So after weeks of Euro-bluff it looks ever more like an IMF rescue for Greece after all, and hence for any other eurozone nation driven to ruin by the wrong monetary policy.
Well, you can’t blame them all for trying. But ultimately, governments are beholden to their electorates. I wonder if there might be some more significant cracks in the EU hiding behind all this panic, as well. If countries still fear their electorates, perhaps it means that countries can withdraw from the EU as well?
There will be no inevitable move to fiscal federalism; no EU treasury or economic government; no debt union. It is Stalingrad for the federalist camp and the institutions of the permanent EU government.
Yes, it’s never too late to stick it to the Germans one more time, eh? Still, moving on…
EU leaders may yet rustle up a rescue package that keeps the IMF at bay, but alliances are shifting fast. Even Italy has slipped into the pro-IMF camp, knowing that rescue costs can be shifted on to the US, Japan, Britain, Russia, China, and the Saudis, lessening the burden for Rome.

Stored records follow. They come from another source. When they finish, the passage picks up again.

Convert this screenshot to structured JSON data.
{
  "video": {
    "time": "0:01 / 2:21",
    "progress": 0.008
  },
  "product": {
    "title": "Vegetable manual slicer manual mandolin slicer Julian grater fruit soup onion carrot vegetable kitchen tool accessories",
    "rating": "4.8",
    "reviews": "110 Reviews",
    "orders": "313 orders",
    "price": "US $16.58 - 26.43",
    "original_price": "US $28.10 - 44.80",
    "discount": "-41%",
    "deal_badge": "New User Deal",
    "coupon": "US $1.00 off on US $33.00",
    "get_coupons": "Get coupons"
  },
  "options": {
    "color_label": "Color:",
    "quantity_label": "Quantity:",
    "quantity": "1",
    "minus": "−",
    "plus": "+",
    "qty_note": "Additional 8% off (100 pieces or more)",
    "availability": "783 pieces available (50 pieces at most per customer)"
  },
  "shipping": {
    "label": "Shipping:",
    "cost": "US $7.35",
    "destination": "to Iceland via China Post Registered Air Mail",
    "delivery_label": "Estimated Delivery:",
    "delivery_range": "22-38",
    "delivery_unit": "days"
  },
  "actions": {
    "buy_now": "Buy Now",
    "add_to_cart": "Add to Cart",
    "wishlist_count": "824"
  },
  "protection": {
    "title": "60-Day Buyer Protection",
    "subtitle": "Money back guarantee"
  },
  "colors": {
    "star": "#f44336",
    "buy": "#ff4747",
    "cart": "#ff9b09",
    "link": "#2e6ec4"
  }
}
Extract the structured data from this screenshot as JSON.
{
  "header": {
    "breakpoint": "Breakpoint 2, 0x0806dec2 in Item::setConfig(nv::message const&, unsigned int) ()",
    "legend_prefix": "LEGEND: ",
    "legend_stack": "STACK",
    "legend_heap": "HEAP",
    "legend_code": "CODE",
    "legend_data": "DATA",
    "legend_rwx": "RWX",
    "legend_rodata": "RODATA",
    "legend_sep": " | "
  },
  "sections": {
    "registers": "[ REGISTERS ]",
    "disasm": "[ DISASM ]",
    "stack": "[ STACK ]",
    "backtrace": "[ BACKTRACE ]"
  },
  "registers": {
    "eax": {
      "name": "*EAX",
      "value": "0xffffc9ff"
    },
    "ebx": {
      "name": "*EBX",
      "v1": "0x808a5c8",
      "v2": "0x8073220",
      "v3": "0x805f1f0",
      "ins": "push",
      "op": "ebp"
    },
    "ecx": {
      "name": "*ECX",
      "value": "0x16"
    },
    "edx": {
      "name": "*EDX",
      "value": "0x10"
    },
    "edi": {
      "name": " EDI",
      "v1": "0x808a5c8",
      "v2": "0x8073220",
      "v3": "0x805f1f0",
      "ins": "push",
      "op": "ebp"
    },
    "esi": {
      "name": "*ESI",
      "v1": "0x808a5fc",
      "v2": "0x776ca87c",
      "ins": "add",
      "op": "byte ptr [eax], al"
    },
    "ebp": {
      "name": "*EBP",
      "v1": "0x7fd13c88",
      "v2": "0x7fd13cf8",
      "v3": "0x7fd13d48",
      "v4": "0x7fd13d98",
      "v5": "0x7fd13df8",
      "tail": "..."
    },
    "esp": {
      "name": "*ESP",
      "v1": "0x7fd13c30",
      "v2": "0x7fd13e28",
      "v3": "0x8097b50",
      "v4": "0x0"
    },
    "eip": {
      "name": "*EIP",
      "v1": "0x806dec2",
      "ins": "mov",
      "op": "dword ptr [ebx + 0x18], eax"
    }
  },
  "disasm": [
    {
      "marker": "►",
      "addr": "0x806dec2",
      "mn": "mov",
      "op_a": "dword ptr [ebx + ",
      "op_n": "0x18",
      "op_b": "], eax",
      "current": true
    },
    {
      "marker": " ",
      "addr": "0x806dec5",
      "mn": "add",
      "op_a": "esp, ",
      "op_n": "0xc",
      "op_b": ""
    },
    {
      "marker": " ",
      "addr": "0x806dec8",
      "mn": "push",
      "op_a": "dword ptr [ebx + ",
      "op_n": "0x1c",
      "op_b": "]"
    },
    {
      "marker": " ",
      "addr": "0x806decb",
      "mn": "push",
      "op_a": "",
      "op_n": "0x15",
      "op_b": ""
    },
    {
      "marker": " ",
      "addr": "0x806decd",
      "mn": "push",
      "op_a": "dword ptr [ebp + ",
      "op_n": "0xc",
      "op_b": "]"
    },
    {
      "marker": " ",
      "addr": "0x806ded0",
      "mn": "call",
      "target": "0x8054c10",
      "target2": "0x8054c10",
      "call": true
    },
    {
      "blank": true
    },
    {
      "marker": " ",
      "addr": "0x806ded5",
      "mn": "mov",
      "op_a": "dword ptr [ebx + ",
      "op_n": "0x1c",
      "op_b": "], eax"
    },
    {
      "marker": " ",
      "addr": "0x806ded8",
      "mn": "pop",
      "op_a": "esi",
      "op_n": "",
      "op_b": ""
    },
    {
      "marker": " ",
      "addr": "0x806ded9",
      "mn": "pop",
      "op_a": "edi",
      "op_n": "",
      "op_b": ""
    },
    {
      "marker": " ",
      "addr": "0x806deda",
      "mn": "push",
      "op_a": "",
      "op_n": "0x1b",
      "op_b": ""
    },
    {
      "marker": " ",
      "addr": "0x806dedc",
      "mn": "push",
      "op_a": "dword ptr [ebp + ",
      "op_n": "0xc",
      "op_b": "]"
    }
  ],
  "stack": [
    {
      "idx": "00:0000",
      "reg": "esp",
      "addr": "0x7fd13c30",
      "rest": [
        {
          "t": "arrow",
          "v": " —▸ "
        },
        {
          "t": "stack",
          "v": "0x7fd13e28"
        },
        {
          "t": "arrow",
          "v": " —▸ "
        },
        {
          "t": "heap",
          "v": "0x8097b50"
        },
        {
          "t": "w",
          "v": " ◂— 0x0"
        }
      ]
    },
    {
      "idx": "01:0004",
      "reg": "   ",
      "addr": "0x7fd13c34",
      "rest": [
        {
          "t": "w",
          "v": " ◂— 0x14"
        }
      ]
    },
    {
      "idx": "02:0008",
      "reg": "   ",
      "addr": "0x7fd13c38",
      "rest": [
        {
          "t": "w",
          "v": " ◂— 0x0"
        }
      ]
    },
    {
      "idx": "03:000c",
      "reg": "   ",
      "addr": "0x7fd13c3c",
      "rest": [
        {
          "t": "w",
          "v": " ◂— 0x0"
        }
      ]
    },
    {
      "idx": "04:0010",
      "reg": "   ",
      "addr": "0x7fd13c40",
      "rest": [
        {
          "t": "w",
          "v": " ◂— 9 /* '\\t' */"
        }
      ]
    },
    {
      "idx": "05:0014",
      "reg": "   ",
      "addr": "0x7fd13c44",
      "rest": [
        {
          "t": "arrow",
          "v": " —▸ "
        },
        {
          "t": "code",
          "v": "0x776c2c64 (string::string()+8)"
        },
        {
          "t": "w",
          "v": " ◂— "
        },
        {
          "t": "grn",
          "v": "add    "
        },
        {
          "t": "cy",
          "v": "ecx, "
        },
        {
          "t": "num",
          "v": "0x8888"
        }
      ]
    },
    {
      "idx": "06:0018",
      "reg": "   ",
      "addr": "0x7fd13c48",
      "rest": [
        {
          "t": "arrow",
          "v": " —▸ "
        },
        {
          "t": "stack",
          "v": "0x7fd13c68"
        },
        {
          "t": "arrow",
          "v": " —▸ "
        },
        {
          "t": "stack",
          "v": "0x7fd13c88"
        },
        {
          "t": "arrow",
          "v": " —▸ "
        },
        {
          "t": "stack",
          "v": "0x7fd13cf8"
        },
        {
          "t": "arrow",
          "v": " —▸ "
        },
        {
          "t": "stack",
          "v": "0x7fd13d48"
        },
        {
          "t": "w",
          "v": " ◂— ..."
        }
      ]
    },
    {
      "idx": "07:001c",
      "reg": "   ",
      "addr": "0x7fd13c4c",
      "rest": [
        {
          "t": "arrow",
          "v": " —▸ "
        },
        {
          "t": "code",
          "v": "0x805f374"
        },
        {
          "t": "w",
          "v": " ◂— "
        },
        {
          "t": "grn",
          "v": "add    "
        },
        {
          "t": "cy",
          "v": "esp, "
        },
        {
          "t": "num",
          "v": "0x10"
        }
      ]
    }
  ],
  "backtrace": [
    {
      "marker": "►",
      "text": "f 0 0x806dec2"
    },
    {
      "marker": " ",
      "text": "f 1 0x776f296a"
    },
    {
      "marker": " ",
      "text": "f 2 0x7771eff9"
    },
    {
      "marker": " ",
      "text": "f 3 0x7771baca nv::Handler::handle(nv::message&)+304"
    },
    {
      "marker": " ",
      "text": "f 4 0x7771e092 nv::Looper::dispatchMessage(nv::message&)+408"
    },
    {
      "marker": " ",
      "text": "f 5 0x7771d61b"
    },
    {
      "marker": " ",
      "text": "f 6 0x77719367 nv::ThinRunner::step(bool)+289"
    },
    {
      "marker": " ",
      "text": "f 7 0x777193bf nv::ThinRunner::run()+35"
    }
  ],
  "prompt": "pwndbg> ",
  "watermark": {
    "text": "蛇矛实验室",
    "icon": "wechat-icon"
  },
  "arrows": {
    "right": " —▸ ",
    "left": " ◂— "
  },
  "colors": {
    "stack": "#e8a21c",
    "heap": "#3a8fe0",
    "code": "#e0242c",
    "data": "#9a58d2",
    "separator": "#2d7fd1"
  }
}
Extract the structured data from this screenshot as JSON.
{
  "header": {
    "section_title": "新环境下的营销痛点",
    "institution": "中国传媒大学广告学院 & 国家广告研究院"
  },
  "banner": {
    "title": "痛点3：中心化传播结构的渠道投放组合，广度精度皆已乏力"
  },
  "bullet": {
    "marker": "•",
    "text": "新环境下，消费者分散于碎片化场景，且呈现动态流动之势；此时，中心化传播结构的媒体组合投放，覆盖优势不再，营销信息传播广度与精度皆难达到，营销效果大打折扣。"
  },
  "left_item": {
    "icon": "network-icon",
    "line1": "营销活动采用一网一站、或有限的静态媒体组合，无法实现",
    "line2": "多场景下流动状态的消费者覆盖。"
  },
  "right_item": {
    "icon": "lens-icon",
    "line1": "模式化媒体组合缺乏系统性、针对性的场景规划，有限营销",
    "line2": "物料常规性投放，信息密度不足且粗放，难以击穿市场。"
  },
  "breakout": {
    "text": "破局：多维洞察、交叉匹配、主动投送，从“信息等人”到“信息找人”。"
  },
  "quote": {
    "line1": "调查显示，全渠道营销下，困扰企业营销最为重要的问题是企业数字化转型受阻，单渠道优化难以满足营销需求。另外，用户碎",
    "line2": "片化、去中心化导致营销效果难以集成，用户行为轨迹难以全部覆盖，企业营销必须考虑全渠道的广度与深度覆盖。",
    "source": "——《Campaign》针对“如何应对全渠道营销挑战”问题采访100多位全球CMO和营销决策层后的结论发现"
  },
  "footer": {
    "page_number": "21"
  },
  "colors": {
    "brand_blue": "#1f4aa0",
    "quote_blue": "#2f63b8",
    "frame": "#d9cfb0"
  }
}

Indeed, with every economy in the world under strain, why would even other EU members rush to Greece’s aid when the same result can be achieved without damaging their own economies? That’s always going to be a tough sell.
Besides, too much has been said over the last week that cannot be unsaid. Mrs Merkelâs speech to the Bundestag was epochal, a defiant warning that henceforth Germany would pursue the German national interest in EU affairs, capped by her call for treaty changes to allow the expulsion of fiscal sinners from Euroland. Nothing seems so permanent about the euro any more.
Days later, Thilo Sarrazin from the Bundesbank blurted out that if Greece cannot pay its bills âit should do what every debtor has to do and file for insolvency. This would be a suitably frightening example for every other potentially unsound state,â he said, pointedly excluding France from the list of sound countries.
I believe the only response to that observation is: “Ouch. Saucer of milk for table six!”
As for myself, as much as I want to believe that this is the beginning of the end, ultimately I believe that the EU is too deeply embedded in the political psyche and provides far too rich a gravy train. Politicians will never let all that consolidated power and easy money get disbanded.
This is, sadly, merely a hiccup in the Great European Project.